You’re designed for cricket, you’re built for it, trained for it, driven across cities for it by your dad. You live it, wear it, inhale it. All your life you want the first Test, the first over negotiated, the first runs, the first century, but are you ready for this? Can you be? Fame is a wave. You better surf, kid.

It’s the poise of prodigies which is staggering, an effrontery and equilibrium which we never knew in our teens. Even at 15, in an interview with Trans World Sport, Shaw is a painting of calm. It’s a self-assurance more sturdy than his moustache. There’s supposed to be a time for everything but prodigies are ahead of it, as if they are working to a different calendar.

The prodigy seems to play an old sport in a new way. He is the next talent and if he doesn’t make it, there will be another one. Sport can be cruel and relentless and yet right now it is hopeful and beautiful. For right now he’s an uncorrupted talent not yet sullied by the professional life. A boy still in a dream. A kid who just wants to play before expectation starts to flatten innocence. At 17, Boris Becker won Wimbledon. By 19, he was calming reporters after a second-round loss by saying, “I didn’t lose a war. Nobody died. I lost a tennis match".

Shaw will possibly never play a trivial match again for anything he does, in a street game or in the Ranji, will be watched. Score recorded, behaviour noted. He should talk to Tendulkar about a life lived on camera and how to be young and famous without looking entitled.

Shaw will also have to relook the idea of time because soon it will shrink. Fame compresses time, it nibbles away at personal space. Once perhaps he could eat alone in public, now there will routinely be someone at his table with a paper, pen, camera, request. The game enfolds you, nations engulf you, and it can be fun if you keep your balance.

In 2012, a year after he had won his first golf Major, Rory McIlroy told me: “People want you to do more things and you have to learn how to say no." Because it’s the only way to find time. Time for contemplation, for practice, for fitness, for focus, all the things that brought you here, to your century. Time to be great.

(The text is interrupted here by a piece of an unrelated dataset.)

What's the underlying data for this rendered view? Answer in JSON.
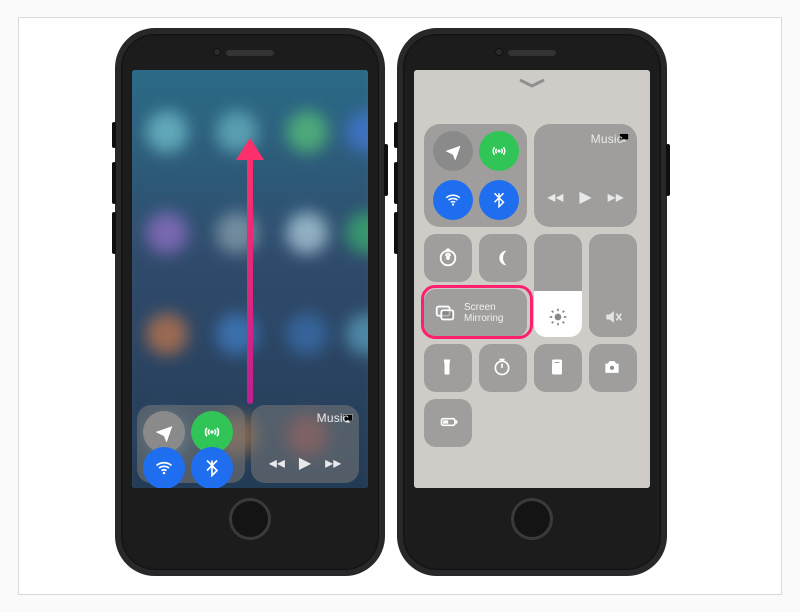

Shaw is intriguing, fascinating, gifted and an unfinished product whose skills will be sandpapered before us. Already his agents at Baseline Ventures tell me that he’s been approached by companies dealing with mobile phones, biscuits, lifts, financial services. He’s going to be a brand, maybe a star, possibly great but I hope he never forgets to be a boy.

The one who gets a call from his dad after his century. The dad who he missed at the Test match because he’s too superstitious to watch. The dad who said he was waiting for him to come home. The dad who promised to have everything ready for his son.

You know, the egg fried rice and chilli chicken.

Rohit Brijnath is an assistant sports editor at The Straits Times, Singapore, and a co-author of Abhinav Bindra’s book, A Shot At History: My Obsessive Journey To Olympic Gold.

Close